Prompt:
Go through the material and return every line that contains the string "icon".

_ _ _ _ _

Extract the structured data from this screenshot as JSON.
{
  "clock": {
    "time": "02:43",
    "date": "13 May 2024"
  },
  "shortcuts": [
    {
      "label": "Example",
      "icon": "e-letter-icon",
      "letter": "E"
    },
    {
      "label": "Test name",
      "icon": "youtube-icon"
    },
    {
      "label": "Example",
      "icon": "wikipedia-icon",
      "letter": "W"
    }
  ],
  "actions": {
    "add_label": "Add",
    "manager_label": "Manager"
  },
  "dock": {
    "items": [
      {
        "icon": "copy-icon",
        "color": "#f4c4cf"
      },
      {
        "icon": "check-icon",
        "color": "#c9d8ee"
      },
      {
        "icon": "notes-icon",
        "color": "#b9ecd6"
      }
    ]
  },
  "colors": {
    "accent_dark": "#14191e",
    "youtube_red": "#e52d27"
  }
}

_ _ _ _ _

Output for this exercise:
      "icon": "e-letter-icon",
      "icon": "youtube-icon"
      "icon": "wikipedia-icon",
        "icon": "copy-icon",
        "icon": "check-icon",
        "icon": "notes-icon",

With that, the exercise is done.